Cravey stated that the “One-on-one and hands on work. You get to interact with everyone,” is her favorite part of being a faculty member. That truly is a perk of being in such a small programme. 

You learn new things everyday. You walk into the shop for class or to work on shows or projects and you learn another secret of this career. 

Such an immense and largely formative career, you have many options coming right out of college. You can become a Costume Designer, a Costume Technician, a Milliner, a Draper, A Tailor, a Dresser, a Stitcher, a Shop Manager, a Professor, a Shopper… yes you heard that right. There is a job out there where you get paid to shop all day for productions.
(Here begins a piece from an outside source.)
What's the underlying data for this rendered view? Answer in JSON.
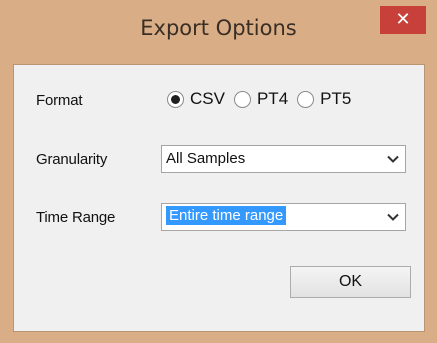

The list of jobs are endless with this career, and all dependent on your connections, your experience, and your artistic ability. This is something Fashion Design and Costume Design don’t have in common. A Costume Designer can become a Fashion Designer with their degree, but a Fashion Designer cannot become a Costume Designer with their degree. 

Now before everyone rushes over to the Costume Design programme to apply for a switch in study, let me share with you the hard work we Costumers put into our career. 

As a student in the programme, I am required to take very meticulous classes before graduating. These classes range from Figure Drawing to Sewing to History of Costumes to Makeup to Acting. You are required to know every aspect of theatre. From the costumes to the hair and makeup to the scenic design to the lighting to the performance. 

Not only are you required to take these challenging classes that subject your creativity and skills to the test, you are also required to work ten hours in the Costume Shop every week on miscellaneous projects for productions. We are essentially required to have a part-time job on top of being a student… unpaid.

Then there is the preparation for the real world aspect of the education process. Your Freshman year you are Wardrobe Head for a Main Stage Production. Your Sophomore or Junior year you are a Costume Designer’s Assistant for a Main Stage Production. Then your Senior year you are the Costume Designer for a Main Stage Production. It is a brick load of extra hours on top of your outside school work and life. 

But before I scare everyone away with the demanding details of the major, let me share with you the reason every student in the programme chose this rigorous career. 

I really like designing. There is something about reading a script and creating a whole character out of words.” Andrew-Mateos stated

Helping identify the character on stage, and all the details and thought behind it.” Garber added.

I’m doing my dream.” Brown explained, getting to the heart of it.

That truly is the reason why the sacred amount of us in this programme are so motivated to take on the taxing work load. This is our dream, and who would we be without our dream?

Now you can say you know more about me. Sure, you still don’t know the title of my favorite novel, or why I say the word “bruh” too much. You can’t answer what my hair color is or what my favorite painting is in Musee D’Orsay (It’s Intérieur, Strandgade 30 by Vilhelm Hammershoir. Although I do enjoy the immense collection of Renior). But you can answer one thing: Why I love Costume Design. It’s my dream. Just like it is to all the other students in the basement working with their seam rippers and sheers and sergers. It is all of our dreams, and we want to share our passion with you through this article. 

Pink dress Credit of Kinky Boots Costume

So if you’ve made it to the end of my rant on the secret, smallest major at VCU, I want you to take away one thing from my writing. That dreams are still dreams even if only twenty-nine people are working towards it at this university and even if you’ve never even heard of our dream.

Photographer: Isaiah Mamo